Chefs have a key role to play in the choice of ingredients that go onto their menus. This is why it is important to strengthen the connections between chefs and producers, not only in order to promote local products on the menus, but also to facilitate market access for agricultural products.

To strengthen the ties between the chefs and the stakeholders in the value chain, we recommend the following:

  • Raise awareness among, and train chefs and hotel managers, on the importance of promoting local agricultural products.
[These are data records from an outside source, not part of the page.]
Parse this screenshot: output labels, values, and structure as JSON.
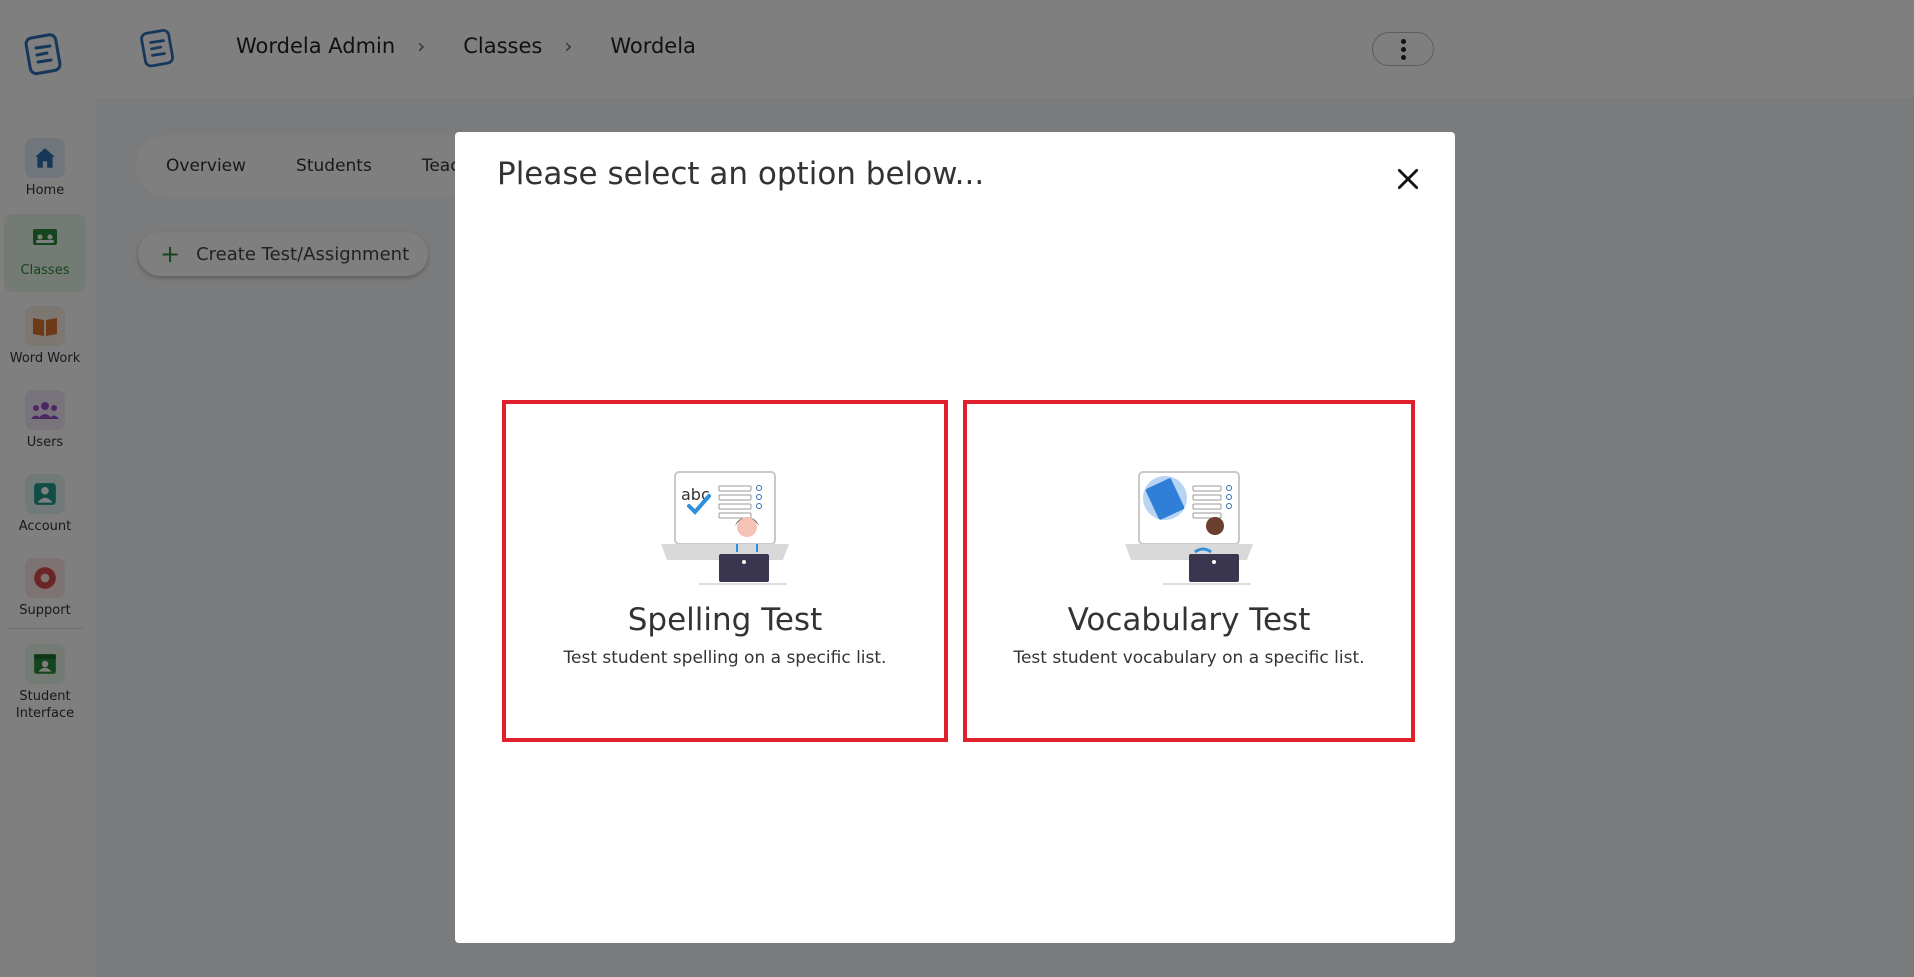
{
  "sidebar": {
    "items": [
      {
        "label": "Home",
        "icon": "home-icon",
        "color": "#2f6fb5"
      },
      {
        "label": "Classes",
        "icon": "classes-icon",
        "color": "#2a8a3a"
      },
      {
        "label": "Word Work",
        "icon": "book-icon",
        "color": "#d9742f"
      },
      {
        "label": "Users",
        "icon": "users-icon",
        "color": "#9b4fc7"
      },
      {
        "label": "Account",
        "icon": "account-icon",
        "color": "#1f9a8a"
      },
      {
        "label": "Support",
        "icon": "support-icon",
        "color": "#d94a4a"
      },
      {
        "label": "Student Interface",
        "icon": "student-interface-icon",
        "color": "#2a8a3a"
      }
    ]
  },
  "header": {
    "breadcrumb": [
      "Wordela Admin",
      "Classes",
      "Wordela"
    ]
  },
  "page": {
    "tabs": [
      "Overview",
      "Students",
      "Teac"
    ],
    "create_label": "Create Test/Assignment"
  },
  "modal": {
    "title": "Please select an option below...",
    "options": [
      {
        "title": "Spelling Test",
        "desc": "Test student spelling on a specific list.",
        "illus_text": "abc"
      },
      {
        "title": "Vocabulary Test",
        "desc": "Test student vocabulary on a specific list."
      }
    ],
    "highlight_color": "#e0202a"
  }
}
This training will make chefs more willing to experiment with local products and to incorporate them in their menus.
  • Strengthen the ties between chefs and small producers through the creation of a framework for consultation and exchanges between chefs, restaurant and hotel managers, and producers.
  • Ensure the association of chefs has a map of quality producers with whom to work over the long-term, and develop partnership contracts with them.
  • Carry out market research including detailed analysis of the needs of consumers in hotels and restaurants.
  • Carry out a feasibility study on the establishment of traceability systems for certain products.
  • Carry out communication and marketing activities for the promotion of local gastronomy.

Find out more: 
Chefs for Development comes to Central Africa
http://bit.ly/2fSJDHG